Will recruiters no longer be able to contact me, post-GDPR?
Under GDPR, only certain types of data collection will change, and candidates may therefore still be contacted by recruitment teams that they haven’t spoken to before.
Recruitment agencies will still be permitted to store candidate data according to ‘legitimate interest’ – one of the six legal bases outlined in the GDPR regulation. In short, this legal clause states that organisations may process data where they, or the data owner, has a legitimate interest in this processing. Recruitment agencies use data to help candidates find their next role. Both parties therefore have a legitimate interest in the processing of data.
What will change is the nature of consent, which will affect contact with individuals who do not provide their information directly to recruiters.
Under GDPR, agencies may only communicate with candidates that have given their explicit consent to this type of contact (if contact cannot be justified by legitimate interest, as outlined above). This consent may or may not be given by candidates when they upload their CV to a jobs board or LinkedIn, according to the terms and conditions of the platform.
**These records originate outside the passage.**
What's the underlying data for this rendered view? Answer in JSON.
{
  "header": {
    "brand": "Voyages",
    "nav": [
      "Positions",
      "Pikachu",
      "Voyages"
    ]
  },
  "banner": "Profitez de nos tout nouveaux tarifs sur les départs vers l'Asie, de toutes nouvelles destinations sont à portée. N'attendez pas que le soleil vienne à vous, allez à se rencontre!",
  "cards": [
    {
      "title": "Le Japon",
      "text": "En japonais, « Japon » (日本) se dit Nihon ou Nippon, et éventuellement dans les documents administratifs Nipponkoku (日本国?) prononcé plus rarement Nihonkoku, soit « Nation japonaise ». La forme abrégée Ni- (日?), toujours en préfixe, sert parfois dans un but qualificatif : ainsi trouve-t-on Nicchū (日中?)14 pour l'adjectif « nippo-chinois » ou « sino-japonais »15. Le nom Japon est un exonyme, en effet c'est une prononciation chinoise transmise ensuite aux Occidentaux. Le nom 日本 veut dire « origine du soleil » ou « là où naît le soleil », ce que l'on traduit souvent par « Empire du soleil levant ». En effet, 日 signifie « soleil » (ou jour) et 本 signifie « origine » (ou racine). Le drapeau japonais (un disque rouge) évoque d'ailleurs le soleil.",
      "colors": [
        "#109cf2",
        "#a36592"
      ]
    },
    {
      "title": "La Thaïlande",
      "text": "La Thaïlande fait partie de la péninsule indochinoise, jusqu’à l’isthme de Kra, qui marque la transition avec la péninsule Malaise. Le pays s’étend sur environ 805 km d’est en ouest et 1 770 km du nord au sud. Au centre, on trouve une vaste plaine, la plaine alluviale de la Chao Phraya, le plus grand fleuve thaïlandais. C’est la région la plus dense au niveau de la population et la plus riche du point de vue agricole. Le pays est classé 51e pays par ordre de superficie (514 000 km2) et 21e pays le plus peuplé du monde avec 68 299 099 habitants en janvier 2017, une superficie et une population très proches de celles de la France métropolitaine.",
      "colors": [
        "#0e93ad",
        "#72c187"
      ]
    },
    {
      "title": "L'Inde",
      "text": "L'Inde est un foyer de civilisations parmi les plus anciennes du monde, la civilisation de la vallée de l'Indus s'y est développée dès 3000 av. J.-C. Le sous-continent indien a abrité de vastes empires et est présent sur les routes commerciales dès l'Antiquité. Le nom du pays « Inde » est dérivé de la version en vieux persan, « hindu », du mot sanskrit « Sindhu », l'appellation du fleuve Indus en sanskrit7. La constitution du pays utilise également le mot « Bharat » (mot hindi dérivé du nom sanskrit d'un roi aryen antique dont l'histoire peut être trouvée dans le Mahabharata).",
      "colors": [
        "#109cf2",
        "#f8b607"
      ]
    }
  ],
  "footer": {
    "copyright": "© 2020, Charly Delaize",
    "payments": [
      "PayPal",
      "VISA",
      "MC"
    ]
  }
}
This will, in turn, affect whether agents can contact candidates ‘out of the blue’ using information gathered from jobs boards.
Agencies who rely on consent marketing to build their data lists will have to change their methods post-GDPR, because consent from candidates can no longer be assumed. As it stands, candidates give their permission to be contacted by employers and recruiters about relevant roles when they upload details to most job boards. This is how the sites make their revenue: by allowing recruiters to access relevant candidate CV data, for a fee. 319,550 CVs were downloaded from CV Library on a single day in May 2018.
With LinkedIn the situation is slightly different. Users upload their career and contact information to the site, which is made public according to the legitimate interest of LinkedIn and the candidate themselves. Once a recruiter obtains information from the platform, however, it becomes their responsibility as data controller. The recruiter must therefore justify their processing of that data via legitimate interest or by obtaining consent from the candidate in question.
Time to review
GDPR is therefore the perfect opportunity to review where and how your CV is stored online. As a minimum, we’d encourage readers to read the privacy policies of any recruitment sites they’ve used previously. Meanwhile, get to know your recruitment agency better. Ask them where they accessed your data and how they plan to use it to find your next role.
If you’re uncomfortable with your agency’s answers, ask them to withdraw your details from their records, invoking your rights under GDPR. But remember: it’s in the interest of a quality recruitment consultant to work for you, not against you, to find the right role for you. Don’t let one bad experience put you off recruitment agencies for good – especially those who guarantee their performance under a Candidate Charter, as we do.
Now you can control where your CV is held, make it work harder for you with our guide to CV-writing for cyber-security, IT and digital professionals.